We concluded that the rate of hydrolysis of (CH3)3CCl is directly proportional to water content in the solvent mixture. Aims of experiment • Determine the rate constants for hydrolysis of (CH3)3CCl in solvent mixtures of different composition (50/50 V/V isopropanol/water and 40/60 V/V isopropanol/water) • Examine the effect of solvent mixture composition on the rate of hydrolysis of (CH3)3CCl Introduction With t-butyl chloride, (CH3)3CCl, being a tertiary halogenoalkane, it is predicted that (CH3)3CCl reacts with water in a nucleophilic substitution reaction (SN1 mechanism), where Step 1 is the rate-determining step. The reaction proceeds in a manner as shown
Knowing the Interrelationship Between the Consolidation of Sodium Chloride Mixtures and Their Densities Chemistry 1A Lab 5pm Th, Department of Chemistry, California State University Fresno Professor Nimavat Experiment Conducted: 1/25/18 Report Submitted: February 15th, 2018 Alex Luna* and Ellen Introduction: Density is defined as the ratio between mass and volume or mass per unit volume. It is a measure of how much stuff an object has in a unit volume. This report discusses an experiment to find out if there is a correlation between a salt solutions concentration and its density. Conduct 3 separate trials and take data measurements to determine the density of each salt solution. Determine the best procedure for measuring density (Beaker,
Calculations can be found in the Appendices. These valued were used to calculate the percentages needed to determine the water and phosphorus content which can be found in the Appendices as well. Table 1 shows the overall data obtained in the experiment. Conclusion Based from the calculations done the percent moisture was found to be 2.45 ± 0.008%. %P(as received)= 5.8 ± 0.008% and %P(dry) = 5.95 ± 0.008%.
EC 3 are hydrolases, which forms two products from the substrate via hydrolysis. (Bach, et al. 1961) This is seen in the equation: L- Arginine + H2OL-Ornithine + Urea (Nelson and Cox 2008). The urea cycle is the procedure where ammonia is transformed into to urea.
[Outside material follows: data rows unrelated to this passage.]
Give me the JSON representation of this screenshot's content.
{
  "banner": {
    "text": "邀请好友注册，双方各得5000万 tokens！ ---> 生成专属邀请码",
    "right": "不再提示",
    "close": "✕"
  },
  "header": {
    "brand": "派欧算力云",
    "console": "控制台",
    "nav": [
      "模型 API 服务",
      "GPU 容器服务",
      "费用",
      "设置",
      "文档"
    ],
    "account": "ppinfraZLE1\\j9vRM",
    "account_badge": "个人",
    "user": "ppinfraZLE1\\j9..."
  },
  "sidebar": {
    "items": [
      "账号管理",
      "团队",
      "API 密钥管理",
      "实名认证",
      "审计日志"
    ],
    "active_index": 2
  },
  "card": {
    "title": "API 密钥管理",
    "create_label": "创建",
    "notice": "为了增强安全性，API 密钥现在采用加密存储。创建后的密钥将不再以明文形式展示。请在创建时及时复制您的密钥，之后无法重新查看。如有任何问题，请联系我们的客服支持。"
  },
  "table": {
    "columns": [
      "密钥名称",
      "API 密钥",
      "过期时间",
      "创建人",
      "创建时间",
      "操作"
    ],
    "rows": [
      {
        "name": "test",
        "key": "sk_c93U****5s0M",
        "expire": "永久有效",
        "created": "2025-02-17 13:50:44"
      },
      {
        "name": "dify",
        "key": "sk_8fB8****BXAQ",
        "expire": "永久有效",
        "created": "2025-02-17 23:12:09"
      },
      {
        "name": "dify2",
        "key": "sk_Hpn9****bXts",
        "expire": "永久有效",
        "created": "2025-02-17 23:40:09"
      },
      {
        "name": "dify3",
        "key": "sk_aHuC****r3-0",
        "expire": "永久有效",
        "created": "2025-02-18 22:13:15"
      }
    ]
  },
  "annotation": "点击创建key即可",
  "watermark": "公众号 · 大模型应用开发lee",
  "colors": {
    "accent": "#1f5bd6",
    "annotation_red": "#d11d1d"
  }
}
Throughout the urea cycle, the amino acid, arginine, is changes into ornithine- this is another amino acid when hydrated, that is when water was added.
Top agar was dispensed into 50ml test tubes and then autoclaved for 15 minutes at 121℃ as well. Stored the top agar at -5℃ refrigerator when it cooled down. Preheated top agar for 20 minutes to liquefy before use. The optimal dispense temperature for top agar was 45℃. 3.3.4 Preparation of CaCl2 solution The molecular weight of CaCl2 was 111 g/mole.
Kim B. Dy 7F Experiment #5 Heat of Formation of NaCl(s) October 28, 2015 ABSTRACT In Heat of Formation of NaCl(s), two chemical reactions in the form of the neutralization between NaOH(aq) and HCl(aq) and the dissolution of NaCl(s) to NaCl(aq) were performed. Calorimetry and the First Law of Thermodynamics were employed to find out the respective enthalpies of the reactions. These two values completed the Table of Thermochemical Equations given and with respect to Hess’s Law, the heat of formation of solid NaCl was computed by adding the enthalpies in the table. Two Styrofoam cups and a thermometer through its lid served as the calorimeter where the reactions took place. Using the heat transfer equation, the enthalpy of the first reaction was computed to be -1.080 kJ/mol.